“It shames the Tory party and all who speak for it. Make no mistake – the right wing of the Tory party is now in the ascendancy and it is seeking to hijack the referendum result.

“Brexit has become Tory Brexit. They are using it as licence for the xenophobia that has long lain under the surface – but which is now in full view.”

The BMG survey found 47 per cent of people against having another referendum, compared to 38 per cent in favour, and 12 per cent undecided.

Of those opposed, 12 per cent said a hard Brexit would change their mind, 75 per cent said it would have no effect, and 13 per cent didn’t know.

Among those wanting a second referendum, 39 per cent said it should be before the UK triggered Article 50 next March, 33 per cent said it should be later, and 28 per cent were indifferent.

Once BMG factored in the response to the follow-up Brexit question, 43 per cent backed a second referendum, 42 per cent were against, and15 per cent were undecided, better for the SNP but not a solid base on which to go to the country, despite the First Minister ramping up the Brexit threat.

Conference delegates vote tomorrow on whether to link a referendum automatically to Brexit.

Read more: Dirty tricks row over election to SNP top table

Dr Turner said: “It is not a game changer. The vast majority of people who think there shouldn’t be an independence referendum are not going to be swayed by whether or not we leave the EU.

"This group are more bothered about UK identity and break-up of the UK than any perceived European identity.
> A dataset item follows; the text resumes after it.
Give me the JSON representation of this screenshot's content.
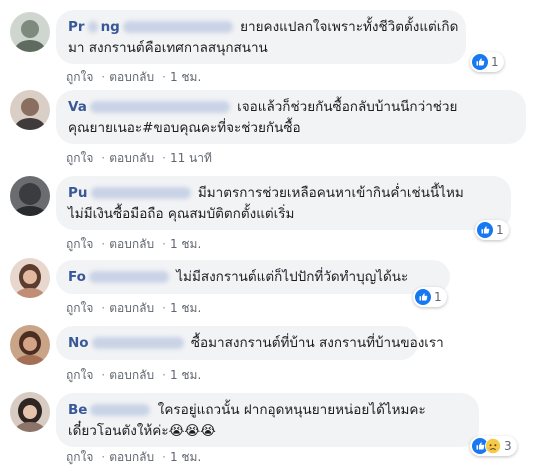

"On the other side of the coin, those people who do want independence are much more divided about when a referendum should be called.”

In recent weeks UK ministers have prioritised immigration control over the single market when discussing Brexit, alarming business leaders who fear tariffs will cause an economic shock.

The SNP was criticised yesterday after it was reported the Scottish Government had eight officials working on draft legislation for a second referendum, but just two on Brexit.

Opposition parties called on the First Minister to drop all plans for a second referendum.

Tory chief whip John Lamont said: “Cheap rabble-rousing in front of the party faithful won't obscure the First Minister's failure to speak for the majority of Scots - by taking her threat of a second referendum off the table."

Scottish Labour leader Kezia Dugdale said: “Scotland needs a government that has answers for the future. Not one that plays a broken record and claims that independence – an argument of the past – is an answer for the challenges of tomorrow.”

LibDem MP Alistair Carmichael added: “The First Minister’s obsession with independence weakens efforts to protect the benefits of our place in the EU.”

An SNP spokesman said: "We welcome this poll which indicates that in the event of hard Brexit most people would want another independence referendum."

BMG surveyed 1,010 Scottish adults online between September 29 and October 3. BMG are members of the British Polling Council and abide by their rules.